500 points (10%)

R 27 Jan; R 7 Apr; T 14 Apr; R 28 Apr

Final Exam

500 points (10%)

See schedule


1000 points (20%)



5000 points (100%)




(Above Average)


(Below Average, But Passable)






0 - 2999


Tentative Course Schedule





T 11 Jan

Course Introduction


The Moving Image as Media

R 13 Jan

Electronic Media

M Ch 6 to “Television”

Quiz 1

T 18 Jan

Television and Video

M Ch 6 “Television” to end; Williams, Winn

Quiz 2 and DQ 1

R 20 Jan

Television and Video


T 25 Jan


M Ch 7

Quiz 3

R 27 Jan

In-Class Workshop

Analysis Paper Proposal and Abstract

The Moving Image and the Traditional Arts

T 1 Feb

Defining Art and Perception of Art

M Ch 1 “Nature of Art,” “Ways of Looking at Art,” Williams, Aristotle, Sontag, Horace

Quiz 4 and DQ 2

R 3 Feb

Defining Art and Perception of Art


T 8 Feb

Moving Image as Art Form

M Ch 1 “Film, Recording, and Other Arts” and “Structure of Art”

Quiz 5 and DQ 3

R 10 Feb

Moving Image as Art Form


The Technology of the Moving Image

T 15 Feb

Lens and Camera

M Ch 2 “Art and Technology,” “The Lens,” and “The Camera”

Quiz 6 and DQ 4

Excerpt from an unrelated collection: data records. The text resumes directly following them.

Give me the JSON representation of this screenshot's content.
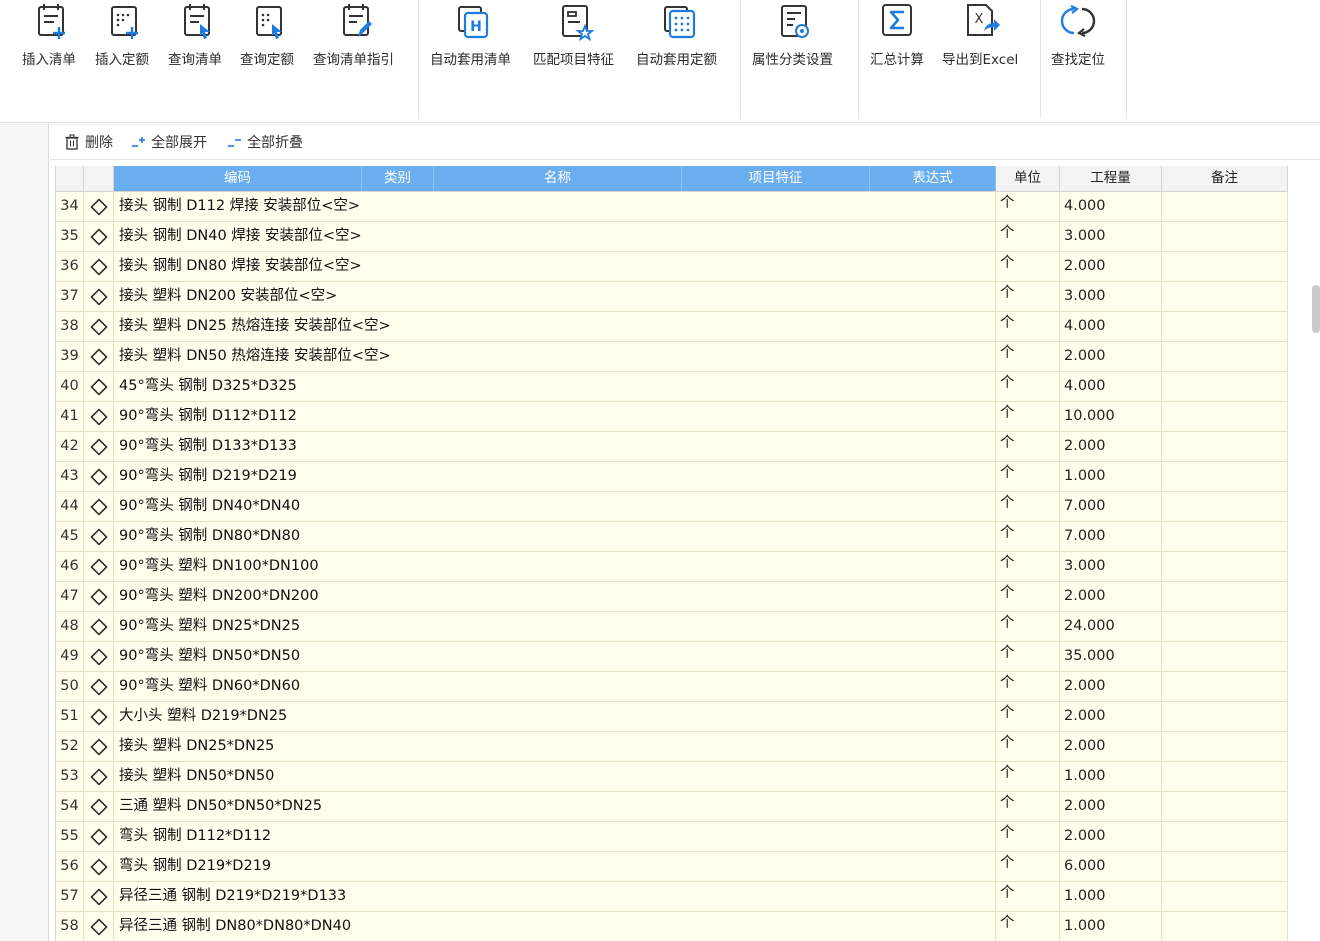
{
  "ribbon": {
    "buttons": [
      {
        "label": "插入清单",
        "icon": "insert-list-icon"
      },
      {
        "label": "插入定额",
        "icon": "insert-quota-icon"
      },
      {
        "label": "查询清单",
        "icon": "query-list-icon"
      },
      {
        "label": "查询定额",
        "icon": "query-quota-icon"
      },
      {
        "label": "查询清单指引",
        "icon": "query-guide-icon"
      },
      {
        "label": "自动套用清单",
        "icon": "auto-apply-list-icon"
      },
      {
        "label": "匹配项目特征",
        "icon": "match-feature-icon"
      },
      {
        "label": "自动套用定额",
        "icon": "auto-apply-quota-icon"
      },
      {
        "label": "属性分类设置",
        "icon": "property-settings-icon"
      },
      {
        "label": "汇总计算",
        "icon": "sum-icon"
      },
      {
        "label": "导出到Excel",
        "icon": "export-excel-icon"
      },
      {
        "label": "查找定位",
        "icon": "find-locate-icon"
      }
    ]
  },
  "subtoolbar": {
    "delete_label": "删除",
    "expand_label": "全部展开",
    "collapse_label": "全部折叠"
  },
  "grid": {
    "headers": {
      "code": "编码",
      "category": "类别",
      "name": "名称",
      "feature": "项目特征",
      "expression": "表达式",
      "unit": "单位",
      "quantity": "工程量",
      "note": "备注"
    },
    "rows": [
      {
        "no": "34",
        "name": "接头 钢制 D112 焊接 安装部位<空>",
        "unit": "个",
        "qty": "4.000",
        "marked": false
      },
      {
        "no": "35",
        "name": "接头 钢制 DN40 焊接 安装部位<空>",
        "unit": "个",
        "qty": "3.000",
        "marked": false
      },
      {
        "no": "36",
        "name": "接头 钢制 DN80 焊接 安装部位<空>",
        "unit": "个",
        "qty": "2.000",
        "marked": false
      },
      {
        "no": "37",
        "name": "接头 塑料 DN200 安装部位<空>",
        "unit": "个",
        "qty": "3.000",
        "marked": false
      },
      {
        "no": "38",
        "name": "接头 塑料 DN25 热熔连接 安装部位<空>",
        "unit": "个",
        "qty": "4.000",
        "marked": false
      },
      {
        "no": "39",
        "name": "接头 塑料 DN50 热熔连接 安装部位<空>",
        "unit": "个",
        "qty": "2.000",
        "marked": false
      },
      {
        "no": "40",
        "name": "45°弯头 钢制 D325*D325",
        "unit": "个",
        "qty": "4.000",
        "marked": false
      },
      {
        "no": "41",
        "name": "90°弯头 钢制 D112*D112",
        "unit": "个",
        "qty": "10.000",
        "marked": false
      },
      {
        "no": "42",
        "name": "90°弯头 钢制 D133*D133",
        "unit": "个",
        "qty": "2.000",
        "marked": false
      },
      {
        "no": "43",
        "name": "90°弯头 钢制 D219*D219",
        "unit": "个",
        "qty": "1.000",
        "marked": false
      },
      {
        "no": "44",
        "name": "90°弯头 钢制 DN40*DN40",
        "unit": "个",
        "qty": "7.000",
        "marked": true
      },
      {
        "no": "45",
        "name": "90°弯头 钢制 DN80*DN80",
        "unit": "个",
        "qty": "7.000",
        "marked": true
      },
      {
        "no": "46",
        "name": "90°弯头 塑料 DN100*DN100",
        "unit": "个",
        "qty": "3.000",
        "marked": true
      },
      {
        "no": "47",
        "name": "90°弯头 塑料 DN200*DN200",
        "unit": "个",
        "qty": "2.000",
        "marked": true
      },
      {
        "no": "48",
        "name": "90°弯头 塑料 DN25*DN25",
        "unit": "个",
        "qty": "24.000",
        "marked": false
      },
      {
        "no": "49",
        "name": "90°弯头 塑料 DN50*DN50",
        "unit": "个",
        "qty": "35.000",
        "marked": false
      },
      {
        "no": "50",
        "name": "90°弯头 塑料 DN60*DN60",
        "unit": "个",
        "qty": "2.000",
        "marked": false
      },
      {
        "no": "51",
        "name": "大小头 塑料 D219*DN25",
        "unit": "个",
        "qty": "2.000",
        "marked": false
      },
      {
        "no": "52",
        "name": "接头 塑料 DN25*DN25",
        "unit": "个",
        "qty": "2.000",
        "marked": false
      },
      {
        "no": "53",
        "name": "接头 塑料 DN50*DN50",
        "unit": "个",
        "qty": "1.000",
        "marked": false
      },
      {
        "no": "54",
        "name": "三通 塑料 DN50*DN50*DN25",
        "unit": "个",
        "qty": "2.000",
        "marked": false
      },
      {
        "no": "55",
        "name": "弯头 钢制 D112*D112",
        "unit": "个",
        "qty": "2.000",
        "marked": false
      },
      {
        "no": "56",
        "name": "弯头 钢制 D219*D219",
        "unit": "个",
        "qty": "6.000",
        "marked": false
      },
      {
        "no": "57",
        "name": "异径三通 钢制 D219*D219*D133",
        "unit": "个",
        "qty": "1.000",
        "marked": false
      },
      {
        "no": "58",
        "name": "异径三通 钢制 DN80*DN80*DN40",
        "unit": "个",
        "qty": "1.000",
        "marked": false
      }
    ]
  }
}
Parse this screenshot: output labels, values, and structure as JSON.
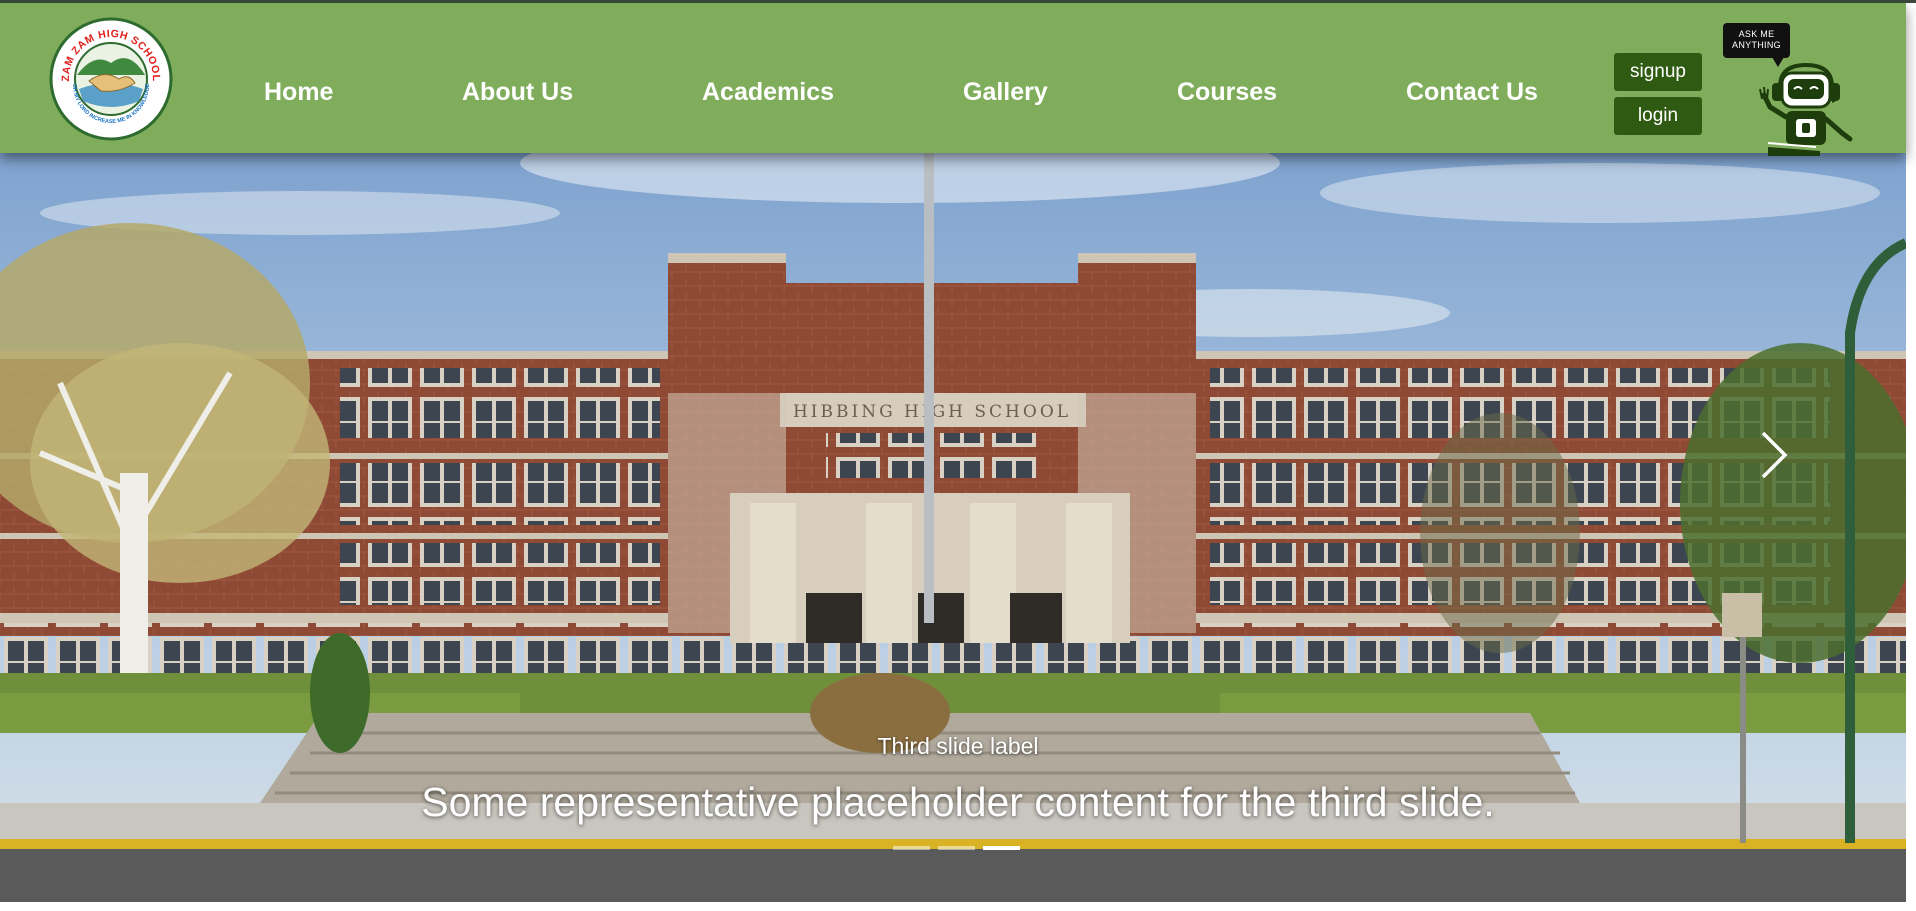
{
  "school": {
    "logo_text": "ZAM ZAM HIGH SCHOOL",
    "logo_motto": "OH MY LORD INCREASE ME IN KNOWLEDGE"
  },
  "nav": {
    "items": [
      {
        "label": "Home"
      },
      {
        "label": "About Us"
      },
      {
        "label": "Academics"
      },
      {
        "label": "Gallery"
      },
      {
        "label": "Courses"
      },
      {
        "label": "Contact Us"
      }
    ],
    "signup_label": "signup",
    "login_label": "login"
  },
  "chatbot": {
    "bubble_line1": "ASK ME",
    "bubble_line2": "ANYTHING",
    "icon": "robot-icon"
  },
  "carousel": {
    "slide_label": "Third slide label",
    "slide_text": "Some representative placeholder content for the third slide.",
    "building_sign": "HIBBING HIGH SCHOOL",
    "slide_count": 3,
    "active_index": 2,
    "next_icon": "chevron-right-icon"
  },
  "colors": {
    "navbar": "#80ad5c",
    "button": "#2f5a12",
    "text": "#ffffff"
  }
}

R 17 Feb

Lens and Camera


T 22 Feb

Photographic Image and Sound

M Ch 2 “Filmstock,” “Soundtrack,” “Post-Production,” “Video and Film,” and “Projection”

Quiz 7 and DQ 5

R 24 Feb

Photographic Image and Sound



T 1 Mar


M Ch 3 “Signs,” Metz readings, Barthes

Quiz 8 and DQ 6

R 3 Mar



T 8 Mar


R 10 Mar

T 15 Mar

Formalism and Mise-en-Scene

M Ch 3 “Syntax,” Godard, Pudovkin, Eisenstein

Quiz 9

R 17 Mar


F 18 Mar

Last Day to Withdraw

Historical and Cultural Approaches to Interpretation

T 22 Mar

Social History Approaches

M Ch 4 “Movies/Film/Cinema,” “’Movies’: Economics,” Berg, and Bach

Quiz 10 and DQ 7

R 24 Mar

Social History Approaches


T 29 Mar


M Ch 4 “’Film’: Politics,” Dyer, Sarris. “Towards a Third Cinema”

Quiz 11 and DQ 8

R 31 Mar



T 5 Apr

Film Styles

M Ch 4 “’Cinema’: Esthetics” to “New Wave,” DeMille, Ramsaye

Quiz 12

R 7 Apr

In-Class Workshop

Analysis Rough Draft

T 12 Apr

Global Influences

M Ch 4 “New Wave” to end

Quiz 13

R 14 Apr

In-Class Workshop

Rough Draft Peer Review

Theories of the Moving Image

T 19 Apr

Expressionism and Realism

M Ch 5 to “Montage,” Andrew, Arnheim, Kracauer

Quiz 14 and DQ 9

R 21 Apr

Expressionism and Realism


T 26 Apr

Montage, Neorealism, and Contemporary Theory

M Ch 5 “Montage” to end, Eisenstein, Balazs, Bazin “Ontology,” Horkheimer and Adorno

Quiz 15 and DQ 10

R 28 Apr


Final Analysis Paper

All Retakes and Resubmits

T 3 May

Section 02 Scheduled Final Exam 1-3 PM


R 5 May

Section 03 Scheduled Final Exam 4-6 PM